* EXERCISE OBJECTIVE
Copy every line from the material below that holds "label".

* PROVIDED MATERIAL
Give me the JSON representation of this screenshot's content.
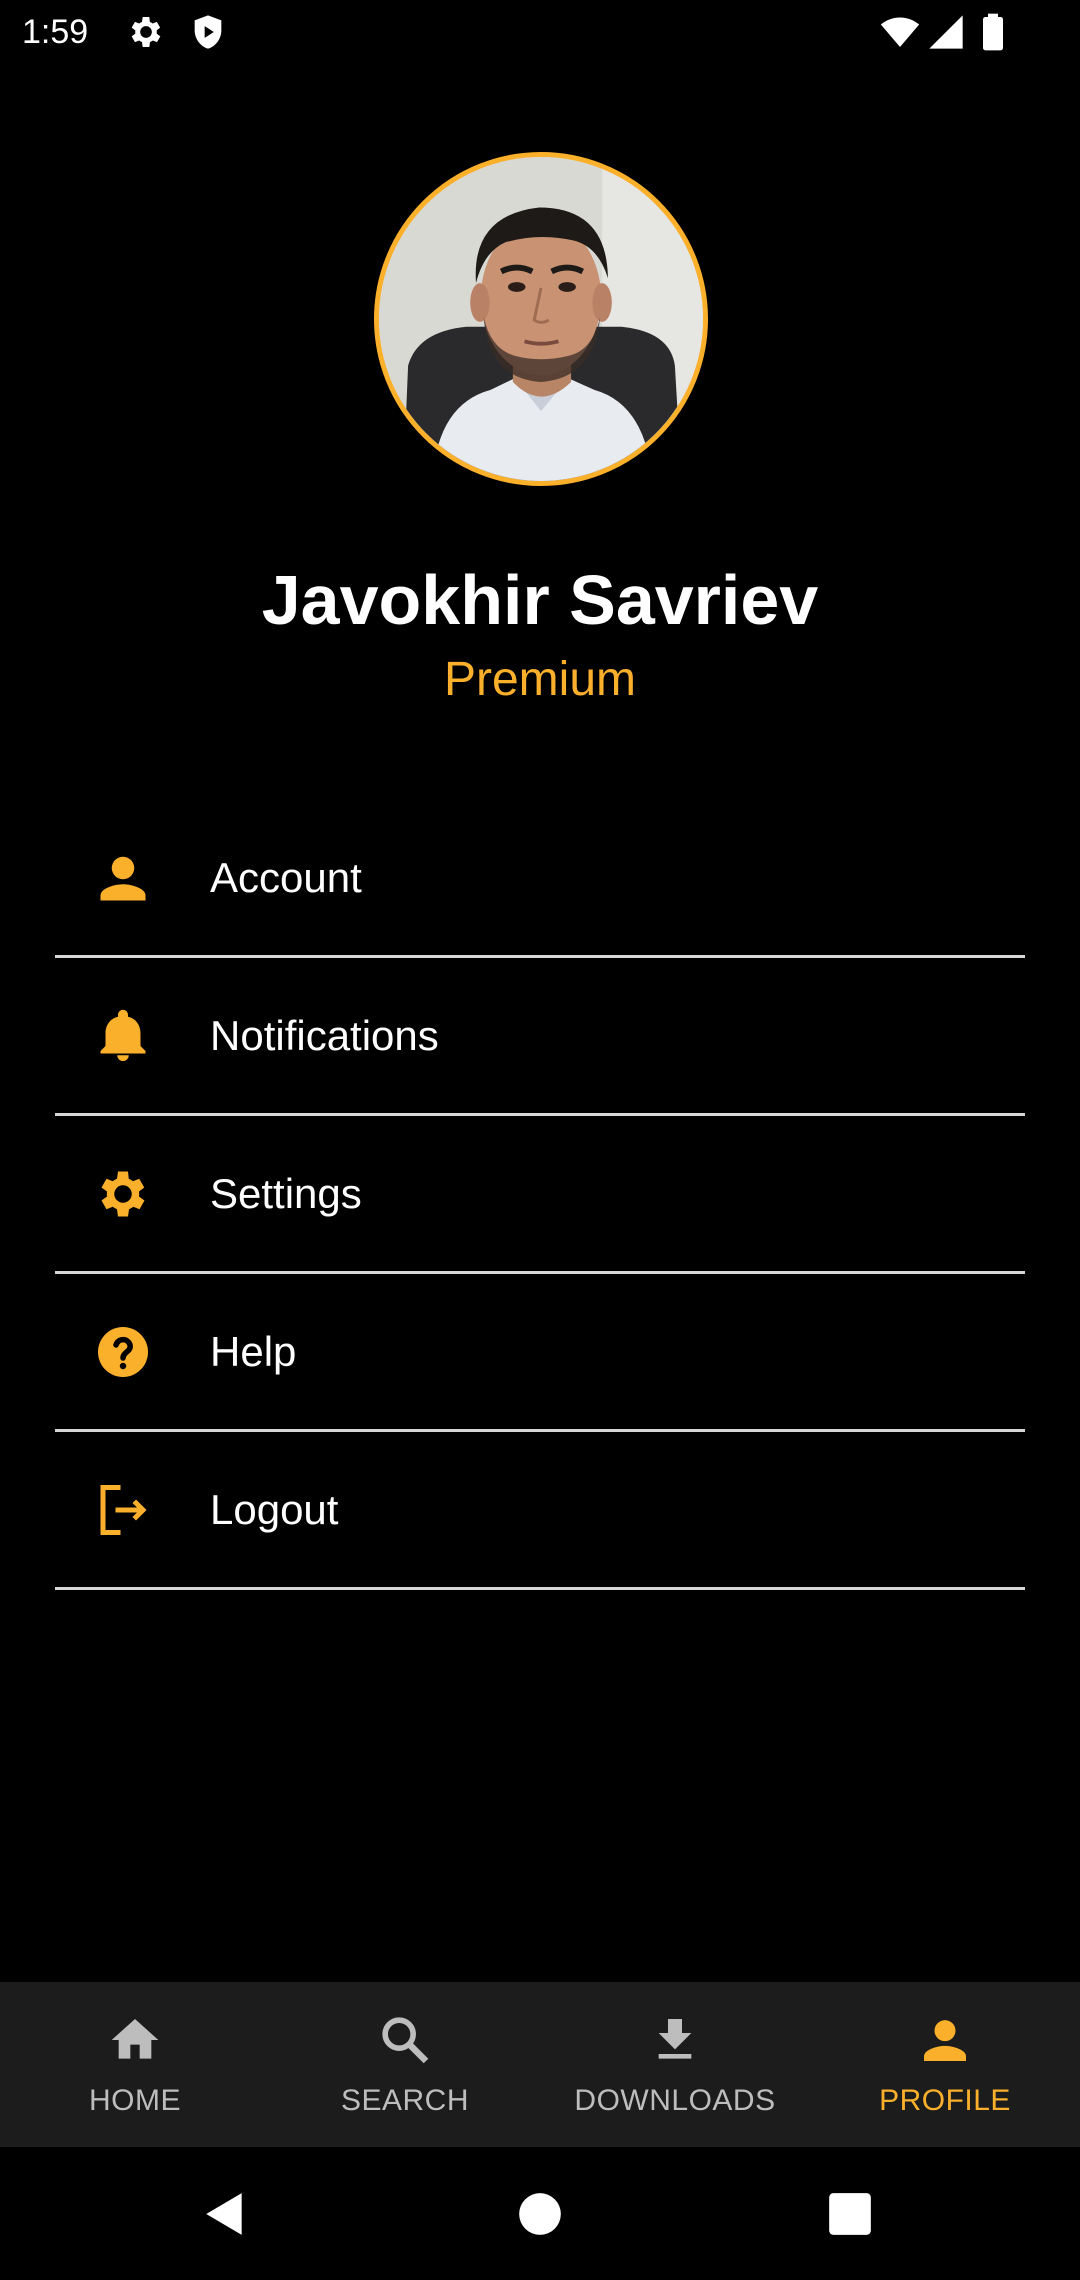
{
  "status_bar": {
    "time": "1:59",
    "icons": [
      "settings-icon",
      "shield-icon",
      "wifi-icon",
      "signal-icon",
      "battery-icon"
    ]
  },
  "profile": {
    "name": "Javokhir Savriev",
    "plan": "Premium"
  },
  "menu": {
    "items": [
      {
        "label": "Account",
        "icon": "person-icon"
      },
      {
        "label": "Notifications",
        "icon": "bell-icon"
      },
      {
        "label": "Settings",
        "icon": "gear-icon"
      },
      {
        "label": "Help",
        "icon": "help-icon"
      },
      {
        "label": "Logout",
        "icon": "logout-icon"
      }
    ]
  },
  "bottom_nav": {
    "items": [
      {
        "label": "HOME",
        "icon": "home-icon",
        "active": false
      },
      {
        "label": "SEARCH",
        "icon": "search-icon",
        "active": false
      },
      {
        "label": "DOWNLOADS",
        "icon": "download-icon",
        "active": false
      },
      {
        "label": "PROFILE",
        "icon": "profile-icon",
        "active": true
      }
    ]
  },
  "colors": {
    "accent": "#FBB02C",
    "background": "#000000",
    "nav_background": "#1C1C1C",
    "divider": "#D6D6D6",
    "inactive_nav": "#BDBDBD"
  }
}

* RESPONSE
        "label": "Account",
        "label": "Notifications",
        "label": "Settings",
        "label": "Help",
        "label": "Logout",
        "label": "HOME",
        "label": "SEARCH",
        "label": "DOWNLOADS",
        "label": "PROFILE",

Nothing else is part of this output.